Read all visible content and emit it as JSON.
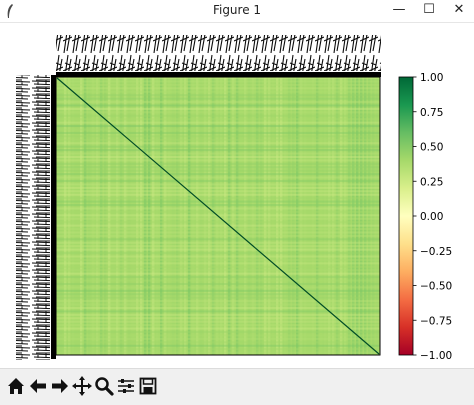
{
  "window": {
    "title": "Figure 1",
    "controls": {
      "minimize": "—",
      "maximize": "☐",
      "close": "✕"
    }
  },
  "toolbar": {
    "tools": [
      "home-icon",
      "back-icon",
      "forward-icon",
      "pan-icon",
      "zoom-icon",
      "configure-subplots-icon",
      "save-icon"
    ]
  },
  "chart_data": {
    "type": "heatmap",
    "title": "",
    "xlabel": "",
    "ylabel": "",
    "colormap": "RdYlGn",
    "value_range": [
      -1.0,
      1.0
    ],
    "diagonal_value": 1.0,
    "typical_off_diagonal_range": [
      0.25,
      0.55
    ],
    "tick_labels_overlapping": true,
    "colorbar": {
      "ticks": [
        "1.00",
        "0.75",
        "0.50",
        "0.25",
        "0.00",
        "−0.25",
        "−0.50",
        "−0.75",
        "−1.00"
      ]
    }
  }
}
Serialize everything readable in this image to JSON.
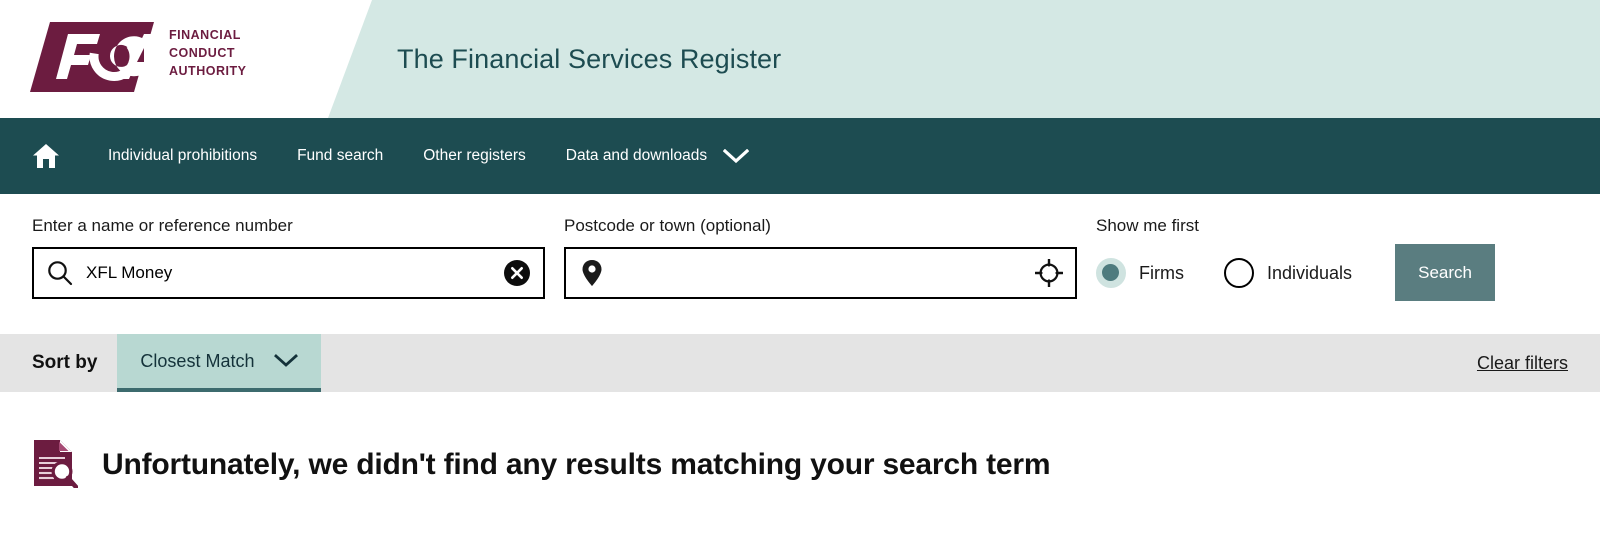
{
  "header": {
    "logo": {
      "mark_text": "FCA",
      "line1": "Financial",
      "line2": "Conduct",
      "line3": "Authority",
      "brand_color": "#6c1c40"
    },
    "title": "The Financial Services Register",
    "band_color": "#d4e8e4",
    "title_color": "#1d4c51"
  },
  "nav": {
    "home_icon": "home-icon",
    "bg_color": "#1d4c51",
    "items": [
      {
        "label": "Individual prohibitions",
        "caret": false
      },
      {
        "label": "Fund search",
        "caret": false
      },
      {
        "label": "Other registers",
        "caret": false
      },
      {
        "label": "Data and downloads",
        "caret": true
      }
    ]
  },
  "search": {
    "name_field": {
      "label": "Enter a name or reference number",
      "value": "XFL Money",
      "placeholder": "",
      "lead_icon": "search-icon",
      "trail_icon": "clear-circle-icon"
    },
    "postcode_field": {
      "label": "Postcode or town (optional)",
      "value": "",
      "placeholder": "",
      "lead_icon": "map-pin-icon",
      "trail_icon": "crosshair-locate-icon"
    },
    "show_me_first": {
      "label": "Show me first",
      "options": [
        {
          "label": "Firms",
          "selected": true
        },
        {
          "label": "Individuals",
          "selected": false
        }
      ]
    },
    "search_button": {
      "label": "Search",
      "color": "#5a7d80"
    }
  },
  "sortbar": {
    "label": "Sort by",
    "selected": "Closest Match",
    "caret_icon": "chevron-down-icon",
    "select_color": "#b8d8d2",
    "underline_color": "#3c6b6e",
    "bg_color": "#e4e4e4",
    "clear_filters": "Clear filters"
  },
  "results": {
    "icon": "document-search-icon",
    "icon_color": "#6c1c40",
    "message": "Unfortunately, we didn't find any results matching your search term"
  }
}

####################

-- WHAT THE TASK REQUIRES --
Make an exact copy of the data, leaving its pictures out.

-- TASK SOLUTION --
Read all visible content and emit it as JSON.
{
  "window": {
    "title": "Figure 1",
    "controls": {
      "minimize": "—",
      "maximize": "☐",
      "close": "✕"
    }
  },
  "toolbar": {
    "tools": [
      "home-icon",
      "back-icon",
      "forward-icon",
      "pan-icon",
      "zoom-icon",
      "configure-subplots-icon",
      "save-icon"
    ]
  },
  "chart_data": {
    "type": "heatmap",
    "title": "",
    "xlabel": "",
    "ylabel": "",
    "colormap": "RdYlGn",
    "value_range": [
      -1.0,
      1.0
    ],
    "diagonal_value": 1.0,
    "typical_off_diagonal_range": [
      0.25,
      0.55
    ],
    "tick_labels_overlapping": true,
    "colorbar": {
      "ticks": [
        "1.00",
        "0.75",
        "0.50",
        "0.25",
        "0.00",
        "−0.25",
        "−0.50",
        "−0.75",
        "−1.00"
      ]
    }
  }
}
Serialize everything readable in this image to JSON.
{
  "header": {
    "logo": {
      "mark_text": "FCA",
      "line1": "Financial",
      "line2": "Conduct",
      "line3": "Authority",
      "brand_color": "#6c1c40"
    },
    "title": "The Financial Services Register",
    "band_color": "#d4e8e4",
    "title_color": "#1d4c51"
  },
  "nav": {
    "home_icon": "home-icon",
    "bg_color": "#1d4c51",
    "items": [
      {
        "label": "Individual prohibitions",
        "caret": false
      },
      {
        "label": "Fund search",
        "caret": false
      },
      {
        "label": "Other registers",
        "caret": false
      },
      {
        "label": "Data and downloads",
        "caret": true
      }
    ]
  },
  "search": {
    "name_field": {
      "label": "Enter a name or reference number",
      "value": "XFL Money",
      "placeholder": "",
      "lead_icon": "search-icon",
      "trail_icon": "clear-circle-icon"
    },
    "postcode_field": {
      "label": "Postcode or town (optional)",
      "value": "",
      "placeholder": "",
      "lead_icon": "map-pin-icon",
      "trail_icon": "crosshair-locate-icon"
    },
    "show_me_first": {
      "label": "Show me first",
      "options": [
        {
          "label": "Firms",
          "selected": true
        },
        {
          "label": "Individuals",
          "selected": false
        }
      ]
    },
    "search_button": {
      "label": "Search",
      "color": "#5a7d80"
    }
  },
  "sortbar": {
    "label": "Sort by",
    "selected": "Closest Match",
    "caret_icon": "chevron-down-icon",
    "select_color": "#b8d8d2",
    "underline_color": "#3c6b6e",
    "bg_color": "#e4e4e4",
    "clear_filters": "Clear filters"
  },
  "results": {
    "icon": "document-search-icon",
    "icon_color": "#6c1c40",
    "message": "Unfortunately, we didn't find any results matching your search term"
  }
}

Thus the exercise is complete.